Record excerpts ▸

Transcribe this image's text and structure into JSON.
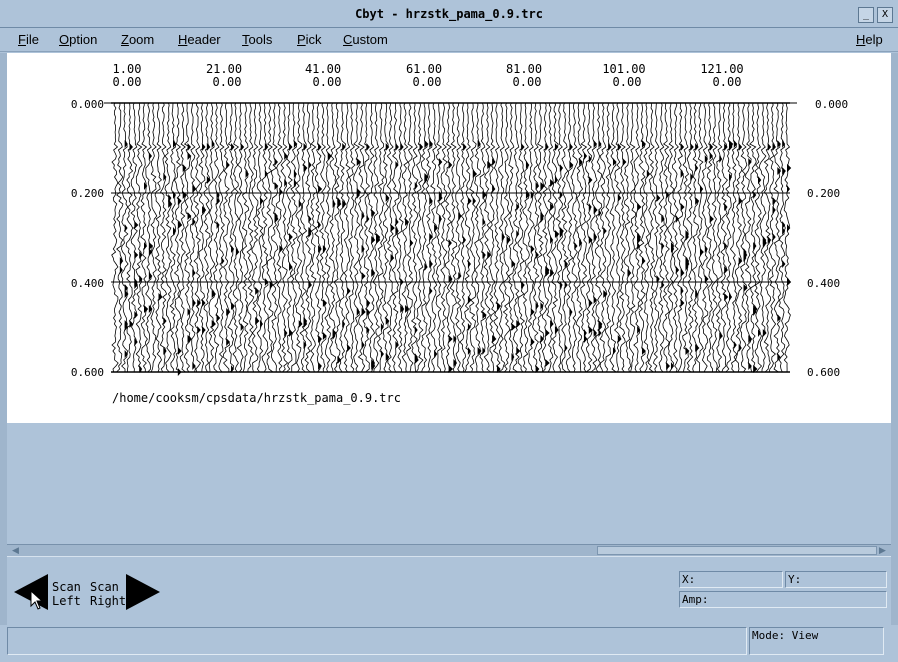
{
  "window": {
    "title": "Cbyt - hrzstk_pama_0.9.trc",
    "minimize_glyph": "_",
    "close_glyph": "X"
  },
  "menu": {
    "items": [
      "File",
      "Option",
      "Zoom",
      "Header",
      "Tools",
      "Pick",
      "Custom"
    ],
    "help": "Help"
  },
  "plot": {
    "trace_labels_top": [
      "1.00",
      "21.00",
      "41.00",
      "61.00",
      "81.00",
      "101.00",
      "121.00"
    ],
    "trace_labels_bottom": [
      "0.00",
      "0.00",
      "0.00",
      "0.00",
      "0.00",
      "0.00",
      "0.00"
    ],
    "time_labels": [
      "0.000",
      "0.200",
      "0.400",
      "0.600"
    ],
    "file_path": "/home/cooksm/cpsdata/hrzstk_pama_0.9.trc",
    "trace_count": 140
  },
  "scan": {
    "left_line1": "Scan",
    "left_line2": "Left",
    "right_line1": "Scan",
    "right_line2": "Right"
  },
  "readout": {
    "x_label": "X:",
    "y_label": "Y:",
    "amp_label": "Amp:"
  },
  "status": {
    "mode": "Mode: View"
  },
  "colors": {
    "chrome": "#aec3d9",
    "plot_bg": "#ffffff",
    "ink": "#000000"
  }
}
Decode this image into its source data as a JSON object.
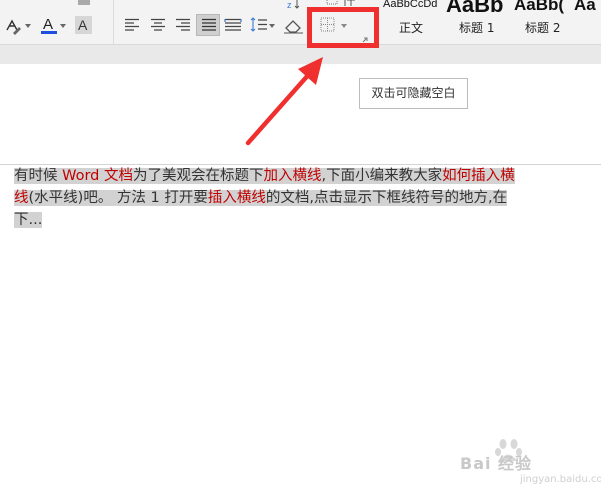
{
  "ribbon": {
    "styles": [
      {
        "preview": "AaBbCcDd",
        "name": "正文"
      },
      {
        "preview": "AaBb",
        "name": "标题 1"
      },
      {
        "preview": "AaBb(",
        "name": "标题 2"
      },
      {
        "preview": "Aa",
        "name": ""
      }
    ]
  },
  "tooltip": {
    "text": "双击可隐藏空白"
  },
  "document": {
    "line1": [
      {
        "t": "有时候 ",
        "c": "n"
      },
      {
        "t": "Word 文档",
        "c": "r"
      },
      {
        "t": "为了美观会在标题下",
        "c": "n"
      },
      {
        "t": "加入横线",
        "c": "r"
      },
      {
        "t": ",下面小编来教大家",
        "c": "n"
      },
      {
        "t": "如何插入横",
        "c": "r"
      }
    ],
    "line2": [
      {
        "t": "线",
        "c": "r"
      },
      {
        "t": "(水平线)吧。  方法  1  打开要",
        "c": "n"
      },
      {
        "t": "插入横线",
        "c": "r"
      },
      {
        "t": "的文档,点击显示下框线符号的地方,在",
        "c": "n"
      }
    ],
    "line3": [
      {
        "t": "下...",
        "c": "n"
      }
    ]
  },
  "watermark": {
    "main": "Bai 经验",
    "sub": "jingyan.baidu.com"
  },
  "colors": {
    "highlight_box": "#f0302f",
    "arrow": "#f0302f",
    "link_red": "#c00000",
    "selection": "#d2d2d2"
  }
}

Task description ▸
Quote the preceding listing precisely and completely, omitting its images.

Your response ▸
Transcribe this image's text and structure into JSON.
{
  "window": {
    "title": "Cbyt - hrzstk_pama_0.9.trc",
    "minimize_glyph": "_",
    "close_glyph": "X"
  },
  "menu": {
    "items": [
      "File",
      "Option",
      "Zoom",
      "Header",
      "Tools",
      "Pick",
      "Custom"
    ],
    "help": "Help"
  },
  "plot": {
    "trace_labels_top": [
      "1.00",
      "21.00",
      "41.00",
      "61.00",
      "81.00",
      "101.00",
      "121.00"
    ],
    "trace_labels_bottom": [
      "0.00",
      "0.00",
      "0.00",
      "0.00",
      "0.00",
      "0.00",
      "0.00"
    ],
    "time_labels": [
      "0.000",
      "0.200",
      "0.400",
      "0.600"
    ],
    "file_path": "/home/cooksm/cpsdata/hrzstk_pama_0.9.trc",
    "trace_count": 140
  },
  "scan": {
    "left_line1": "Scan",
    "left_line2": "Left",
    "right_line1": "Scan",
    "right_line2": "Right"
  },
  "readout": {
    "x_label": "X:",
    "y_label": "Y:",
    "amp_label": "Amp:"
  },
  "status": {
    "mode": "Mode: View"
  },
  "colors": {
    "chrome": "#aec3d9",
    "plot_bg": "#ffffff",
    "ink": "#000000"
  }
}
Decode this image into its source data as a JSON object.
{
  "ribbon": {
    "styles": [
      {
        "preview": "AaBbCcDd",
        "name": "正文"
      },
      {
        "preview": "AaBb",
        "name": "标题 1"
      },
      {
        "preview": "AaBb(",
        "name": "标题 2"
      },
      {
        "preview": "Aa",
        "name": ""
      }
    ]
  },
  "tooltip": {
    "text": "双击可隐藏空白"
  },
  "document": {
    "line1": [
      {
        "t": "有时候 ",
        "c": "n"
      },
      {
        "t": "Word 文档",
        "c": "r"
      },
      {
        "t": "为了美观会在标题下",
        "c": "n"
      },
      {
        "t": "加入横线",
        "c": "r"
      },
      {
        "t": ",下面小编来教大家",
        "c": "n"
      },
      {
        "t": "如何插入横",
        "c": "r"
      }
    ],
    "line2": [
      {
        "t": "线",
        "c": "r"
      },
      {
        "t": "(水平线)吧。  方法  1  打开要",
        "c": "n"
      },
      {
        "t": "插入横线",
        "c": "r"
      },
      {
        "t": "的文档,点击显示下框线符号的地方,在",
        "c": "n"
      }
    ],
    "line3": [
      {
        "t": "下...",
        "c": "n"
      }
    ]
  },
  "watermark": {
    "main": "Bai 经验",
    "sub": "jingyan.baidu.com"
  },
  "colors": {
    "highlight_box": "#f0302f",
    "arrow": "#f0302f",
    "link_red": "#c00000",
    "selection": "#d2d2d2"
  }
}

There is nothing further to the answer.